Yes and no. I want to achieve the effect described in my first post: to align two objects. Having experience in Revit I am looking for something similar but I am open to all workflows and solutions which will allow me to have the same effect as quickly as possible.

I have never worked with Rhino before but tomorrow is the last day of my 90-day evaluation. Before I started testing on point cloud projects, I finished several of these few hours tutorials from the learn page.

I was looking for something like OnSurface but only in this bar:

With this command, I managed to put an object on the surface of another:

I wonder if I can somehow speed up this process because for 2 out of 3 points I had to write “on surface” in the command line.

@jeremy5 Thank you for noticing my error in testimony :slight_smile: It really looks like I don’t know what I want. Luckily, I think that describing my workflow will explain why I am so determined to get this alignment tool.

As you know, I am not a designer. I model from point clouds, which, by definition, are not aligned to the Rhino world axis.

Let’s assume that I want to model this air conditioner:

First I would model the wall. Please notice, that the wall created parallel to the world axis (I hold shift when drawing) is not aligned with the point cloud. Although the angle is only 0.57 degrees the distance is more than 5 centimetres.

But that is not a problem because I can drag the wall or draw it in the right position at the beginning:

Now, let’s model the air conditioner. I want just a simple solid but its dimensions must be accurate (so aligned with point cloud). To do it quickly and accurately, I will use section views.

Now you see for yourself, the element is intersecting with the wall. If only I could tell Rhino “make this (air conditioner) surface parallel with this (the wall) and connect the elements. Move the conditioner as you like”

Since the element is in a more or less good position (that’s why I used section views) I don’t need precise transformation like the orient does. I just want to quickly make it right.

Now, if I want to use orient (correct me if I am wrong) I need to:

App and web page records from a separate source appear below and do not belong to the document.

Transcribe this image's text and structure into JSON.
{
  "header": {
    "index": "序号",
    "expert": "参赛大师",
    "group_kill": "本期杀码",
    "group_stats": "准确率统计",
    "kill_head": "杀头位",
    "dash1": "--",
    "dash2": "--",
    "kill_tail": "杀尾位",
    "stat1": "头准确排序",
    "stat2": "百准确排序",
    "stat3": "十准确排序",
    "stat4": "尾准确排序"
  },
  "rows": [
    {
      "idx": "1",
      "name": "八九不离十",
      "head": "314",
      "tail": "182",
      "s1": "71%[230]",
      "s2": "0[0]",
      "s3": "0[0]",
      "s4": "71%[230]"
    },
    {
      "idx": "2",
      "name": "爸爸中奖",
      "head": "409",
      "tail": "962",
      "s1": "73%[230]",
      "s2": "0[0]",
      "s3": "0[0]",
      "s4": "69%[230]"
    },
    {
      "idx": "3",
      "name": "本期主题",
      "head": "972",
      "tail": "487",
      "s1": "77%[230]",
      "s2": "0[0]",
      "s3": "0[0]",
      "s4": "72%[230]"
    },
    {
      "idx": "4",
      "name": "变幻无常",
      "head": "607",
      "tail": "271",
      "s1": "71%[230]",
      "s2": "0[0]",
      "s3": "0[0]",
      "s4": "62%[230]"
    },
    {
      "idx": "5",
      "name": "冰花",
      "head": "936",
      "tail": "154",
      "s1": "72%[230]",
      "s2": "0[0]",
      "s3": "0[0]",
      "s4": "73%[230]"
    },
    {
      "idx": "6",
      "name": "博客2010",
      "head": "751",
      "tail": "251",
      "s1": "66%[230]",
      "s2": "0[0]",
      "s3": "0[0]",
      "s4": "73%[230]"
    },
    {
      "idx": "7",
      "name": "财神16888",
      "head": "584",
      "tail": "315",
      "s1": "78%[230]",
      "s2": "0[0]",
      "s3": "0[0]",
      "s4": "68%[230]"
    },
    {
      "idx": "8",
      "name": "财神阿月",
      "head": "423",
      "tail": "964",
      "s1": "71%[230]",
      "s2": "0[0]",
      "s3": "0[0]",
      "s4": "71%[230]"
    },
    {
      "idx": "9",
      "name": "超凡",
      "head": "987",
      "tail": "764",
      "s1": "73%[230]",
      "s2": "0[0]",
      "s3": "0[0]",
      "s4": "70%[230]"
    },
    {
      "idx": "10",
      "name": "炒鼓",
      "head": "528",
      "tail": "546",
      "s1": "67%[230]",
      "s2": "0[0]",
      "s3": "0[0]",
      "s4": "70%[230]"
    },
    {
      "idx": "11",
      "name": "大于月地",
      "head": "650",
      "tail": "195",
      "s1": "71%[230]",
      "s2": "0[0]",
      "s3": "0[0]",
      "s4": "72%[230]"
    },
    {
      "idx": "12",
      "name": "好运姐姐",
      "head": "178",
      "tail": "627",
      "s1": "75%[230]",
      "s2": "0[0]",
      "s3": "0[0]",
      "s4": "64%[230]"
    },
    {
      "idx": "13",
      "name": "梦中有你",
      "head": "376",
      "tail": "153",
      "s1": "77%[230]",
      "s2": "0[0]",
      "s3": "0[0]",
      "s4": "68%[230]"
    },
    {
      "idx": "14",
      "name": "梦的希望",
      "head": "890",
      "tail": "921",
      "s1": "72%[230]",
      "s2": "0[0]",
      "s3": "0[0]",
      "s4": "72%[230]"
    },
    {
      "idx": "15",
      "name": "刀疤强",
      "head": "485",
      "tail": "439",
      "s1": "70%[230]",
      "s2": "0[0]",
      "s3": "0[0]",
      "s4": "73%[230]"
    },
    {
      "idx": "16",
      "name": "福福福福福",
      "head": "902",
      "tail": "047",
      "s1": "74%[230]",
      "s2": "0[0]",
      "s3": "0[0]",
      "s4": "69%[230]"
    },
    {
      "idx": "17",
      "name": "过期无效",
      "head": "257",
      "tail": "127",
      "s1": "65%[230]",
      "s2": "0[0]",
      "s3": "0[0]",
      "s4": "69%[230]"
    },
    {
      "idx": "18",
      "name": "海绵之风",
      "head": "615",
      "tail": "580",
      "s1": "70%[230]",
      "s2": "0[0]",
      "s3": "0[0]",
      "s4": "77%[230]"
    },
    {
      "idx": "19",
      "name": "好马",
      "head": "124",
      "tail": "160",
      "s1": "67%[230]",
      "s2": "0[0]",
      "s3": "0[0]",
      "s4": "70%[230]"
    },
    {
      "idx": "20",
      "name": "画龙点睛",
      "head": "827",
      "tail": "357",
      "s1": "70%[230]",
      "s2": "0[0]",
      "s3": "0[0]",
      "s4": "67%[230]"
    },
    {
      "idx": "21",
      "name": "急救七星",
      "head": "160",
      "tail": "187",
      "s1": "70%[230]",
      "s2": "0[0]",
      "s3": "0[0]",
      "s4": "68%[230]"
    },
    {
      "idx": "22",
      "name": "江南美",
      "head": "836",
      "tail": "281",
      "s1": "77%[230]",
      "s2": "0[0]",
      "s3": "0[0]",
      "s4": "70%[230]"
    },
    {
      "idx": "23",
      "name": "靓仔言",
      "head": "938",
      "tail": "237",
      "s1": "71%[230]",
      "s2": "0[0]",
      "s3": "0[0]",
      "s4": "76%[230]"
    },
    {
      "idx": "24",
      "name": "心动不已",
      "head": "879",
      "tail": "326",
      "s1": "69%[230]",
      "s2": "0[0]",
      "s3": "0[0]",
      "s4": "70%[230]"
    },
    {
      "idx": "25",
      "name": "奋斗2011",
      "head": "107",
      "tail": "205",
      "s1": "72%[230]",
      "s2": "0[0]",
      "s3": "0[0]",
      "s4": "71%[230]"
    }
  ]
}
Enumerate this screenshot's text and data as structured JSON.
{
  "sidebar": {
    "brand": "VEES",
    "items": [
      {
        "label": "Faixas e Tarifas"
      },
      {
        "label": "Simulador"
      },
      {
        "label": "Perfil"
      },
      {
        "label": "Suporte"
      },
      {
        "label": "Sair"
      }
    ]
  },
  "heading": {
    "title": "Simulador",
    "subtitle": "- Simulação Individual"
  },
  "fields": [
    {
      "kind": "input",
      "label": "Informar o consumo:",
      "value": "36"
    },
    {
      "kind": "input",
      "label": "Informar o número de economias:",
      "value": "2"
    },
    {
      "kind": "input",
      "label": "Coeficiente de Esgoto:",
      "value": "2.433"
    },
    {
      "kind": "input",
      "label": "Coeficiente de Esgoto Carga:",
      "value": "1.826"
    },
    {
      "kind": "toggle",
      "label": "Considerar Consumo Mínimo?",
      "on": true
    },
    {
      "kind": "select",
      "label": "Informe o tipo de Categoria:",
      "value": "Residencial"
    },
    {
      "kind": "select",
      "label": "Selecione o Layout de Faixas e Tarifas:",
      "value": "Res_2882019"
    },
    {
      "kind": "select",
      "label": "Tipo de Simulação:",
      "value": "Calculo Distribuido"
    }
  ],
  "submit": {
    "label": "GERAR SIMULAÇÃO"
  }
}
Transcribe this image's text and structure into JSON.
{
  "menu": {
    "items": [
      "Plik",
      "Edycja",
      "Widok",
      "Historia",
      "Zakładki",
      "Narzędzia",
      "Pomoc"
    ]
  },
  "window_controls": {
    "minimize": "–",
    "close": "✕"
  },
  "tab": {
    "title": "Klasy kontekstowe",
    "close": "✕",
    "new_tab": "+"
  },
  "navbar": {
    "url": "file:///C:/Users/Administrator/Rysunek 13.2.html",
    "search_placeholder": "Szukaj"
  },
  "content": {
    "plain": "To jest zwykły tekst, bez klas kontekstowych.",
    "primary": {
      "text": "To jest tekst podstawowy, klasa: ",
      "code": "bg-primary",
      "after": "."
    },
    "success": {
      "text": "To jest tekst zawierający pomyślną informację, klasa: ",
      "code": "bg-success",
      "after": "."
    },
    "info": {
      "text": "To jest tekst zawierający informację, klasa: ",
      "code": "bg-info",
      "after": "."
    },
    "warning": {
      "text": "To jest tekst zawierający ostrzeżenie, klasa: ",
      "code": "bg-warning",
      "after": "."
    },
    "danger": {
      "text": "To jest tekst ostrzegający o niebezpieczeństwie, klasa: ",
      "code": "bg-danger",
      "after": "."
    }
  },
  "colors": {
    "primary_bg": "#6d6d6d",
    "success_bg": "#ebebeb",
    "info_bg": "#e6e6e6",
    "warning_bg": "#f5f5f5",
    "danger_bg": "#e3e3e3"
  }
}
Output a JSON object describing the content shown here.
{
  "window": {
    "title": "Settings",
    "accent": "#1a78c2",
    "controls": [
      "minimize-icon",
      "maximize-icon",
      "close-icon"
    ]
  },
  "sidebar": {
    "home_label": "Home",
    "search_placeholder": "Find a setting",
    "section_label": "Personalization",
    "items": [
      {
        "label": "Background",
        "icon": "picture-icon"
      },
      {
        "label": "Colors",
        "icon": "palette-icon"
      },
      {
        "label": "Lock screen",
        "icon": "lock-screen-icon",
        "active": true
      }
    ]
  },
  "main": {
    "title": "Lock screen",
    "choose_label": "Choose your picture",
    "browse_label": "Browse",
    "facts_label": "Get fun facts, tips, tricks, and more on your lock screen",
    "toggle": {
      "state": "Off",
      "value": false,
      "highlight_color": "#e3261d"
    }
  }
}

  • move the elements further from the wall to have access to its corner points,
  • select three points,
  • turn on OnSurface
  • select the wall surface,
  • pick the first point,
  • turn on OnSurface again,
  • select the second point,
  • select the third point (let’s assume I don’t need OnSurface with this one)
    and adjust the element in the section views to match the point cloud.

In this video, it took me 47 seconds and I did not achieve my goal because there was some crazy snapping at the end.

If we compare it to 5 second Revit “align” and multiply by all elements that need to be aligned properly we have hours of wasted or saved time on just one project.

Try the PersistentOnSurface or PersistentOnPolySurface

I highly recommend anyone to use Grid snap at any time, unless specific dimensions are required on a certain object. That will guarantee that the majority of objects in the scene, built by free-form moving and extrusions, will have a size in whole numbers instead of random decimal numbers that are difficult to control and adjust.

Grid snap does not work for what the original poster needs to do. He is aligning objects created from scan data, not creating new, free-form modeling.